*WORK REQUIRED*
Go through the listing below and return each line that includes "before".

□ □ □ □ □ □ □

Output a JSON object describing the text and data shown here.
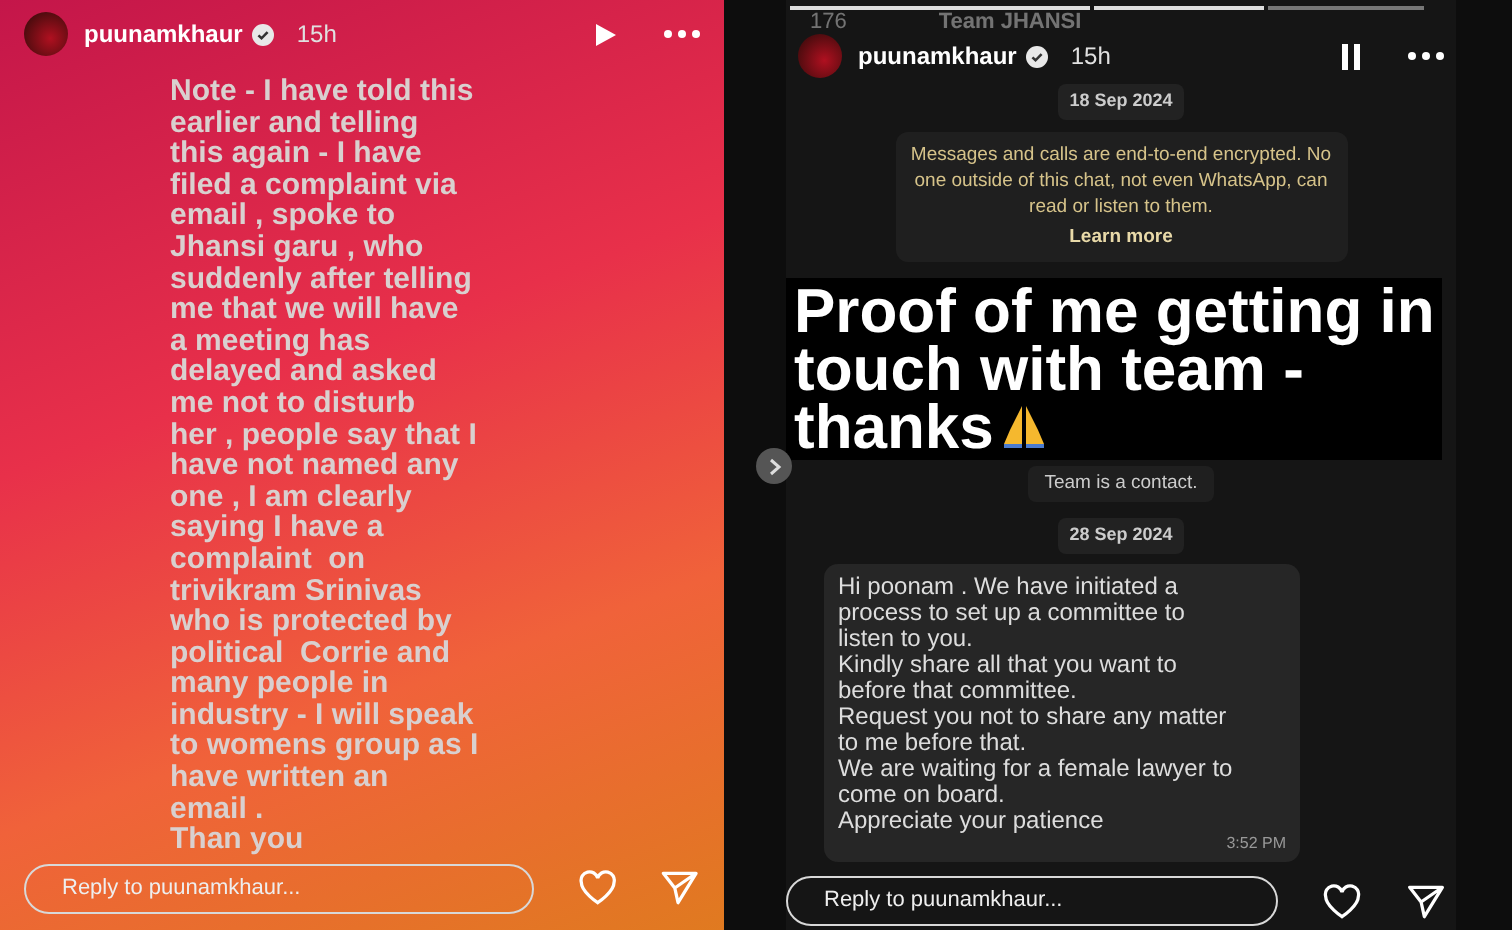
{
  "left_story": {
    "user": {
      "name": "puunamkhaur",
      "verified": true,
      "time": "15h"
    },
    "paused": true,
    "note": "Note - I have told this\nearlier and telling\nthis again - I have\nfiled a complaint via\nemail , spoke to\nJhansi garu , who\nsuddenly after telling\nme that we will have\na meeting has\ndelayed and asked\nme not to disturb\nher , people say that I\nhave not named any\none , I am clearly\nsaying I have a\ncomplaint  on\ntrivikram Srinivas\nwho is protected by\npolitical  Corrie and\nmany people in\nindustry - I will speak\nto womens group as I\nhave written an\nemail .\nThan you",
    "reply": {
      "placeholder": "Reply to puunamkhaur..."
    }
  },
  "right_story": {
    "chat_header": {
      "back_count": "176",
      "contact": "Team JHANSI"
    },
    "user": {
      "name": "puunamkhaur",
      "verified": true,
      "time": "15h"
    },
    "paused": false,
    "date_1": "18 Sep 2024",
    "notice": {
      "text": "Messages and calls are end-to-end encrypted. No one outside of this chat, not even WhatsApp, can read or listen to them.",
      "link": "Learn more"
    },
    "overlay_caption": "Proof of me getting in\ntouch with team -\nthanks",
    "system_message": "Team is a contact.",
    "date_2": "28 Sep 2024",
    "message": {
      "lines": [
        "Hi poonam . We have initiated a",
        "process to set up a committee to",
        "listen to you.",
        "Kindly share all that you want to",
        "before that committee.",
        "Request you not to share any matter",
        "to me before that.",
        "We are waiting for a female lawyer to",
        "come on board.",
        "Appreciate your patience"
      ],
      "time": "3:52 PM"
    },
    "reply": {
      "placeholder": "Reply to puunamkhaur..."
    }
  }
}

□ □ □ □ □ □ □

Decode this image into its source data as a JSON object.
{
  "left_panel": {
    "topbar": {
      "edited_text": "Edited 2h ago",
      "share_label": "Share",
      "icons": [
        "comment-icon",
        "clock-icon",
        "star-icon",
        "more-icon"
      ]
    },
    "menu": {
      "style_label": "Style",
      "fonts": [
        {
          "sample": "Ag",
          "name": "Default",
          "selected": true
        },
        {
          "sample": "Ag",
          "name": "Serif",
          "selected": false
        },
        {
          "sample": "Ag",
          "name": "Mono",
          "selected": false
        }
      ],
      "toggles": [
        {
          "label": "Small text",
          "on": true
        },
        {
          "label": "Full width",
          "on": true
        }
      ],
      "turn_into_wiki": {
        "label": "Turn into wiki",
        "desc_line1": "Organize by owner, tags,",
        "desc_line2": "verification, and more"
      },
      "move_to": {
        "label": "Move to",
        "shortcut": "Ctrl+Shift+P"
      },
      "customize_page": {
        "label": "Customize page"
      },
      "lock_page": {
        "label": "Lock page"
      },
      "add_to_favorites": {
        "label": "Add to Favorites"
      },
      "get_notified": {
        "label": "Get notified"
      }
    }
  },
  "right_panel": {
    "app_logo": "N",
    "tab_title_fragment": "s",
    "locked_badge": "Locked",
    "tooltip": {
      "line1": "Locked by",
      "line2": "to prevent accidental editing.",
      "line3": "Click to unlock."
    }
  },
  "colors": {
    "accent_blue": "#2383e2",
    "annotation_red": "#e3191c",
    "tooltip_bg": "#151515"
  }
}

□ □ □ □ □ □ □

*FINISHED EXERCISE*
        "before that committee.",
        "to me before that.",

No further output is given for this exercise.